Who tracks you online – and can you stop them?

Who tracks you online – and can you stop them?

Who tracks you – Living in a connected world sucks sometimes. By browsing the Internet we are exposed to thousands of the unseen and unknown tracking technologies connecting you and your browser data to companies across the globe. What do they do this for? Well, they can customize how they target you with ads and communications, they can analyze your browsing behavior, and integrate their own third-party web browser technology. These trackers generally slow down page load times as they transmit and download data, increase clutter on websites with ads and pop-ups, and often put your information at risk as they share your browsing behavior with other companies.
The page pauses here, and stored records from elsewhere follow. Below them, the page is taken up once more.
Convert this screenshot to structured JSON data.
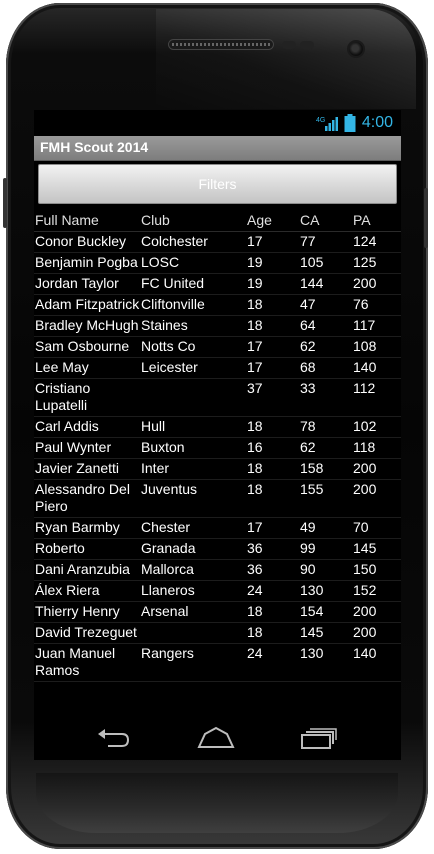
{
  "status": {
    "time": "4:00",
    "network_label": "4G"
  },
  "app": {
    "title": "FMH Scout 2014"
  },
  "filters": {
    "label": "Filters"
  },
  "table": {
    "headers": {
      "name": "Full Name",
      "club": "Club",
      "age": "Age",
      "ca": "CA",
      "pa": "PA"
    },
    "rows": [
      {
        "name": "Conor Buckley",
        "club": "Colchester",
        "age": "17",
        "ca": "77",
        "pa": "124"
      },
      {
        "name": "Benjamin Pogba",
        "club": "LOSC",
        "age": "19",
        "ca": "105",
        "pa": "125"
      },
      {
        "name": "Jordan Taylor",
        "club": "FC United",
        "age": "19",
        "ca": "144",
        "pa": "200"
      },
      {
        "name": "Adam Fitzpatrick",
        "club": "Cliftonville",
        "age": "18",
        "ca": "47",
        "pa": "76"
      },
      {
        "name": "Bradley McHugh",
        "club": "Staines",
        "age": "18",
        "ca": "64",
        "pa": "117"
      },
      {
        "name": "Sam Osbourne",
        "club": "Notts Co",
        "age": "17",
        "ca": "62",
        "pa": "108"
      },
      {
        "name": "Lee May",
        "club": "Leicester",
        "age": "17",
        "ca": "68",
        "pa": "140"
      },
      {
        "name": "Cristiano Lupatelli",
        "club": "",
        "age": "37",
        "ca": "33",
        "pa": "112"
      },
      {
        "name": "Carl Addis",
        "club": "Hull",
        "age": "18",
        "ca": "78",
        "pa": "102"
      },
      {
        "name": "Paul Wynter",
        "club": "Buxton",
        "age": "16",
        "ca": "62",
        "pa": "118"
      },
      {
        "name": "Javier Zanetti",
        "club": "Inter",
        "age": "18",
        "ca": "158",
        "pa": "200"
      },
      {
        "name": "Alessandro Del Piero",
        "club": "Juventus",
        "age": "18",
        "ca": "155",
        "pa": "200"
      },
      {
        "name": "Ryan Barmby",
        "club": "Chester",
        "age": "17",
        "ca": "49",
        "pa": "70"
      },
      {
        "name": "Roberto",
        "club": "Granada",
        "age": "36",
        "ca": "99",
        "pa": "145"
      },
      {
        "name": "Dani Aranzubia",
        "club": "Mallorca",
        "age": "36",
        "ca": "90",
        "pa": "150"
      },
      {
        "name": "Álex Riera",
        "club": "Llaneros",
        "age": "24",
        "ca": "130",
        "pa": "152"
      },
      {
        "name": "Thierry Henry",
        "club": "Arsenal",
        "age": "18",
        "ca": "154",
        "pa": "200"
      },
      {
        "name": "David Trezeguet",
        "club": "",
        "age": "18",
        "ca": "145",
        "pa": "200"
      },
      {
        "name": "Juan Manuel Ramos",
        "club": "Rangers",
        "age": "24",
        "ca": "130",
        "pa": "140"
      }
    ]
  },
  "navbar": {
    "back_icon": "back-icon",
    "home_icon": "home-icon",
    "recents_icon": "recent-apps-icon"
  },
  "colors": {
    "accent": "#33b5e5",
    "titlebar": "#8a8a8a",
    "screen_bg": "#000000"
  }
}
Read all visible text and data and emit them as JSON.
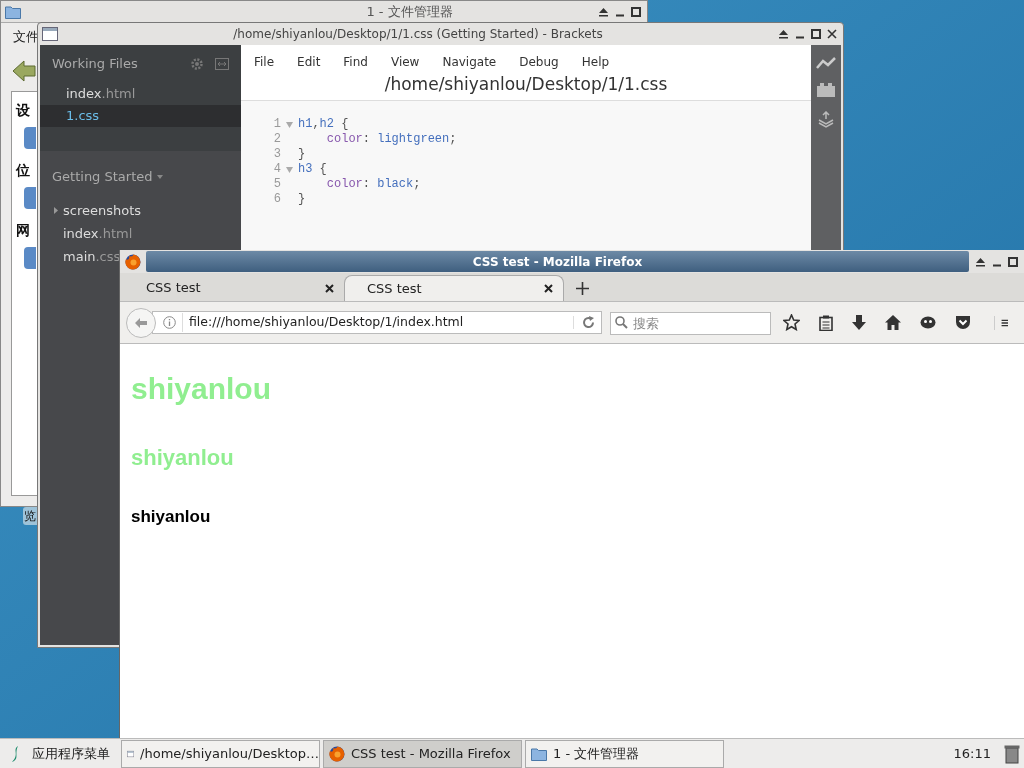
{
  "desktop": {
    "icon_label": "览"
  },
  "file_manager": {
    "title": "1 - 文件管理器",
    "menu": [
      "文件"
    ],
    "sidebar_sections": [
      "设",
      "位",
      "网"
    ]
  },
  "brackets": {
    "title": "/home/shiyanlou/Desktop/1/1.css (Getting Started) - Brackets",
    "working_files_label": "Working Files",
    "working_files": [
      {
        "name": "index",
        "ext": ".html",
        "selected": false
      },
      {
        "name": "1",
        "ext": ".css",
        "selected": true
      }
    ],
    "project": "Getting Started",
    "tree": [
      {
        "name": "screenshots",
        "kind": "folder"
      },
      {
        "name": "index",
        "ext": ".html",
        "kind": "file"
      },
      {
        "name": "main",
        "ext": ".css",
        "kind": "file"
      }
    ],
    "menu": [
      "File",
      "Edit",
      "Find",
      "View",
      "Navigate",
      "Debug",
      "Help"
    ],
    "path": "/home/shiyanlou/Desktop/1/1.css",
    "code": [
      {
        "number": "1",
        "foldable": true,
        "tokens": [
          {
            "text": "h1",
            "kind": "selector"
          },
          {
            "text": ",",
            "kind": "punct"
          },
          {
            "text": "h2",
            "kind": "selector"
          },
          {
            "text": " {",
            "kind": "punct"
          }
        ]
      },
      {
        "number": "2",
        "foldable": false,
        "tokens": [
          {
            "text": "    color",
            "kind": "property"
          },
          {
            "text": ": ",
            "kind": "punct"
          },
          {
            "text": "lightgreen",
            "kind": "value"
          },
          {
            "text": ";",
            "kind": "punct"
          }
        ]
      },
      {
        "number": "3",
        "foldable": false,
        "tokens": [
          {
            "text": "}",
            "kind": "punct"
          }
        ]
      },
      {
        "number": "4",
        "foldable": true,
        "tokens": [
          {
            "text": "h3",
            "kind": "selector"
          },
          {
            "text": " {",
            "kind": "punct"
          }
        ]
      },
      {
        "number": "5",
        "foldable": false,
        "tokens": [
          {
            "text": "    color",
            "kind": "property"
          },
          {
            "text": ": ",
            "kind": "punct"
          },
          {
            "text": "black",
            "kind": "value"
          },
          {
            "text": ";",
            "kind": "punct"
          }
        ]
      },
      {
        "number": "6",
        "foldable": false,
        "tokens": [
          {
            "text": "}",
            "kind": "punct"
          }
        ]
      }
    ]
  },
  "firefox": {
    "title": "CSS test - Mozilla Firefox",
    "tabs": [
      {
        "label": "CSS test",
        "selected": false
      },
      {
        "label": "CSS test",
        "selected": true
      }
    ],
    "url": "file:///home/shiyanlou/Desktop/1/index.html",
    "search_placeholder": "搜索",
    "page": [
      {
        "kind": "h1",
        "text": "shiyanlou",
        "color": "#90ee90"
      },
      {
        "kind": "h2",
        "text": "shiyanlou",
        "color": "#90ee90"
      },
      {
        "kind": "h3",
        "text": "shiyanlou",
        "color": "#000000"
      }
    ]
  },
  "taskbar": {
    "menu": "应用程序菜单",
    "tasks": [
      {
        "label": "/home/shiyanlou/Desktop…",
        "kind": "window",
        "selected": false
      },
      {
        "label": "CSS test - Mozilla Firefox",
        "kind": "firefox",
        "selected": true
      },
      {
        "label": "1 - 文件管理器",
        "kind": "folder",
        "selected": false
      }
    ],
    "clock": "16:11"
  }
}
This is happening hundreds of times a week, thousands of times a month on all your devices. There are many third-party companies which will allow you to block most tracking software. Take a moment if you haven’t done that yet and do a little tiny bit of research. In the long run it will pay off.

Linking your life: privacy vs. simplicity, Tuesday Tech, Published by SRQ Daily Freshly Squeezed Content Every Morning – Tuesday January 26, 2016
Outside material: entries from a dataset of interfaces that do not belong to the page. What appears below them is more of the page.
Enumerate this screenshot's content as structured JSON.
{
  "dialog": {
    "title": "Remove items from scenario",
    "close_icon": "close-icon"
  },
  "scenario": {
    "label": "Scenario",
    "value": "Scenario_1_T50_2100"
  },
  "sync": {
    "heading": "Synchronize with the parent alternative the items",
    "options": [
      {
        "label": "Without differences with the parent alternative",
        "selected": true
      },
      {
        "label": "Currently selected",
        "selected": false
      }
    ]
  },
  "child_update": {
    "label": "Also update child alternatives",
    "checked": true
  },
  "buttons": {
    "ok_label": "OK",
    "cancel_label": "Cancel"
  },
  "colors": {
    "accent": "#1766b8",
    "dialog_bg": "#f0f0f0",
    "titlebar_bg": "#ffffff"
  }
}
Staying in control of your digital life and sharing content between all of your devices sounds like a dream come true… until you really look into it. Today, you have the world at your fingertips and can access whatever you need, whenever you need it – at home or in the office. But, are you sure you really want to do that? Let’s look at the pros and cons…

For starters, linking your applications among all devices is very simple and convenient, eliminates the chances of you missing an important call, text message, or email and makes you feel much more in control of your digital life. This connectivity helps you respond to communications in a timely manner, make changes or updates to social networks from anywhere at anytime, or take and upload photos instantaneously to access from any of your mobile devices.
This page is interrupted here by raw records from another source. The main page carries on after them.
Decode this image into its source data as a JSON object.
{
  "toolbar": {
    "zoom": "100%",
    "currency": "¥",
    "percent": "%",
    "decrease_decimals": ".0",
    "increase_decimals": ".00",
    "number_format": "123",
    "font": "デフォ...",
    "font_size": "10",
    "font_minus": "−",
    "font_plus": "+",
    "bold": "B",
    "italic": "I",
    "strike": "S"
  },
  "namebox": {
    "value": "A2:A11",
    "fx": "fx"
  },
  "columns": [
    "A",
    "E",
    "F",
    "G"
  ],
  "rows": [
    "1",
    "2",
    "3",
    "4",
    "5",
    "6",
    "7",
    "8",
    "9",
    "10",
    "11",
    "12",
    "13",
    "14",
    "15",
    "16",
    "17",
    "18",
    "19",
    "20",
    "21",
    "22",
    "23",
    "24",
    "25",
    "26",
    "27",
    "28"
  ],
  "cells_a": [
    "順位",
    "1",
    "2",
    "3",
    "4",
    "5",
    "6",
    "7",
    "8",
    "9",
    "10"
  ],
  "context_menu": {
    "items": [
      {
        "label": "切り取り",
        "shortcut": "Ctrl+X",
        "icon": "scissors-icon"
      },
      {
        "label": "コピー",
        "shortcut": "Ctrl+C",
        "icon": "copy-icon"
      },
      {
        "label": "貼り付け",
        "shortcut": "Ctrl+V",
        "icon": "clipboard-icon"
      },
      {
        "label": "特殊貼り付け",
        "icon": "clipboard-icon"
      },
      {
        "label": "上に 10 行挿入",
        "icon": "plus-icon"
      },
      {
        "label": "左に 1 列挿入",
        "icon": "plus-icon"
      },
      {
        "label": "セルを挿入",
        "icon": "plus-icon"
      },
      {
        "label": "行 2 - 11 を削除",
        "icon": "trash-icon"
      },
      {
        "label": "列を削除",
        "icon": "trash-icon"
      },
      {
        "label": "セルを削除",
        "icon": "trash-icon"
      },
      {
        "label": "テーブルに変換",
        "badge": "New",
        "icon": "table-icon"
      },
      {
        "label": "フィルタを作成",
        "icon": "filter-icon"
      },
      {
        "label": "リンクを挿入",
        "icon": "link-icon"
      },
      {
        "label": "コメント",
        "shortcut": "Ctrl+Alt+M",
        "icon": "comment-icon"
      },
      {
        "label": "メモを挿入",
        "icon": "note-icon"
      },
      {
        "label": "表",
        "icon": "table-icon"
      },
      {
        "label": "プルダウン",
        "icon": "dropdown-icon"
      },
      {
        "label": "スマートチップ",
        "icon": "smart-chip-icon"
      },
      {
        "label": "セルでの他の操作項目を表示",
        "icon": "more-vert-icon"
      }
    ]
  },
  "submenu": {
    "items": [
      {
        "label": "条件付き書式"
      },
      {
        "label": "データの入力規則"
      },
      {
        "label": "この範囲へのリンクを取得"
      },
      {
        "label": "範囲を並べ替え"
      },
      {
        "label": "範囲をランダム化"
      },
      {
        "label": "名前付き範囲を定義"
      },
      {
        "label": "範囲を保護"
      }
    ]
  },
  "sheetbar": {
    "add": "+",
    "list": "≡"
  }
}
Yet, this simplicity also comes with a drawback: the potential loss of your privacy. For example, say you are using Facebook on your office computer to chat with a friend. You step away from your desk and continue the conversation from your mobile device. If you’ve left Facebook open on your computer browser at your desk, anyone walking by will be able to watch your chat in real time – as it happens – with the text printing right on the screen. Logging out of one device before logging into another reduces this threat to your privacy. Password protect all of your devices with unique, challenging, and memorable passwords to safeguard your information and your content.